RECORDS PROVIDED

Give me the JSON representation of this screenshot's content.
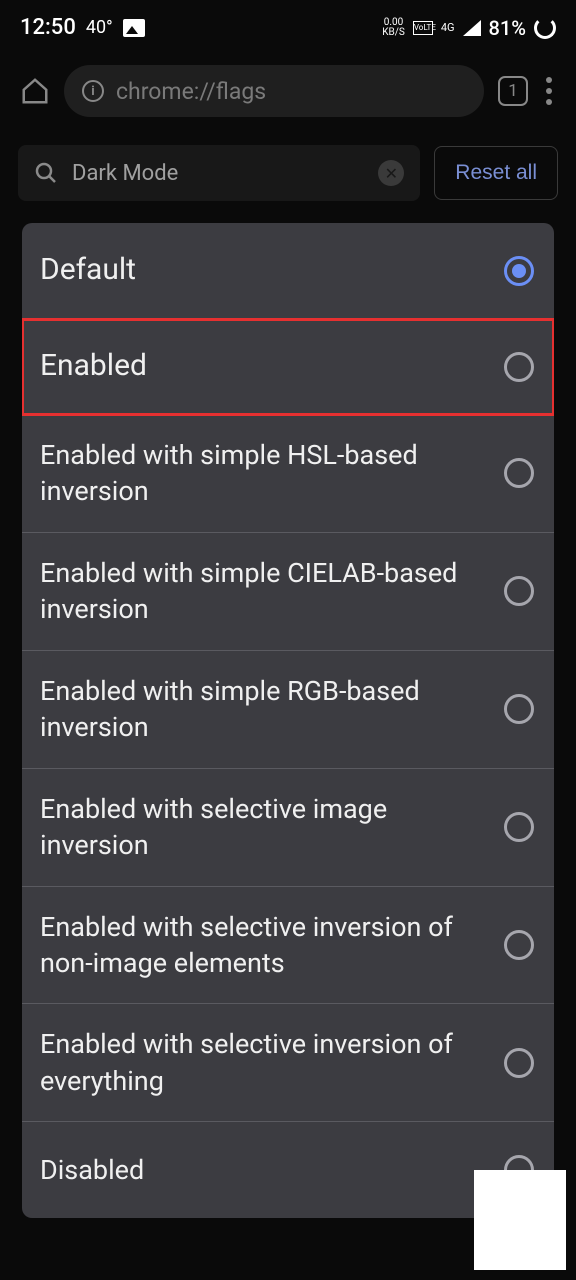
{
  "status": {
    "time": "12:50",
    "temp": "40°",
    "data_speed_top": "0.00",
    "data_speed_bottom": "KB/S",
    "volte": "VoLTE",
    "net": "4G",
    "battery": "81%"
  },
  "browser": {
    "url": "chrome://flags",
    "tab_count": "1"
  },
  "flags": {
    "search_value": "Dark Mode",
    "reset_label": "Reset all"
  },
  "options": [
    {
      "label": "Default",
      "selected": true,
      "highlighted": false,
      "cls": "default-row"
    },
    {
      "label": "Enabled",
      "selected": false,
      "highlighted": true,
      "cls": "enabled-row"
    },
    {
      "label": "Enabled with simple HSL-based inversion",
      "selected": false,
      "highlighted": false,
      "cls": ""
    },
    {
      "label": "Enabled with simple CIELAB-based inversion",
      "selected": false,
      "highlighted": false,
      "cls": ""
    },
    {
      "label": "Enabled with simple RGB-based inversion",
      "selected": false,
      "highlighted": false,
      "cls": ""
    },
    {
      "label": "Enabled with selective image inversion",
      "selected": false,
      "highlighted": false,
      "cls": ""
    },
    {
      "label": "Enabled with selective inversion of non-image elements",
      "selected": false,
      "highlighted": false,
      "cls": ""
    },
    {
      "label": "Enabled with selective inversion of everything",
      "selected": false,
      "highlighted": false,
      "cls": ""
    },
    {
      "label": "Disabled",
      "selected": false,
      "highlighted": false,
      "cls": ""
    }
  ]
}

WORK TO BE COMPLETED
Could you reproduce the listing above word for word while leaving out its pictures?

ANSWER FOR THIS EXERCISE
Give me the JSON representation of this screenshot's content.
{
  "status": {
    "time": "12:50",
    "temp": "40°",
    "data_speed_top": "0.00",
    "data_speed_bottom": "KB/S",
    "volte": "VoLTE",
    "net": "4G",
    "battery": "81%"
  },
  "browser": {
    "url": "chrome://flags",
    "tab_count": "1"
  },
  "flags": {
    "search_value": "Dark Mode",
    "reset_label": "Reset all"
  },
  "options": [
    {
      "label": "Default",
      "selected": true,
      "highlighted": false,
      "cls": "default-row"
    },
    {
      "label": "Enabled",
      "selected": false,
      "highlighted": true,
      "cls": "enabled-row"
    },
    {
      "label": "Enabled with simple HSL-based inversion",
      "selected": false,
      "highlighted": false,
      "cls": ""
    },
    {
      "label": "Enabled with simple CIELAB-based inversion",
      "selected": false,
      "highlighted": false,
      "cls": ""
    },
    {
      "label": "Enabled with simple RGB-based inversion",
      "selected": false,
      "highlighted": false,
      "cls": ""
    },
    {
      "label": "Enabled with selective image inversion",
      "selected": false,
      "highlighted": false,
      "cls": ""
    },
    {
      "label": "Enabled with selective inversion of non-image elements",
      "selected": false,
      "highlighted": false,
      "cls": ""
    },
    {
      "label": "Enabled with selective inversion of everything",
      "selected": false,
      "highlighted": false,
      "cls": ""
    },
    {
      "label": "Disabled",
      "selected": false,
      "highlighted": false,
      "cls": ""
    }
  ]
}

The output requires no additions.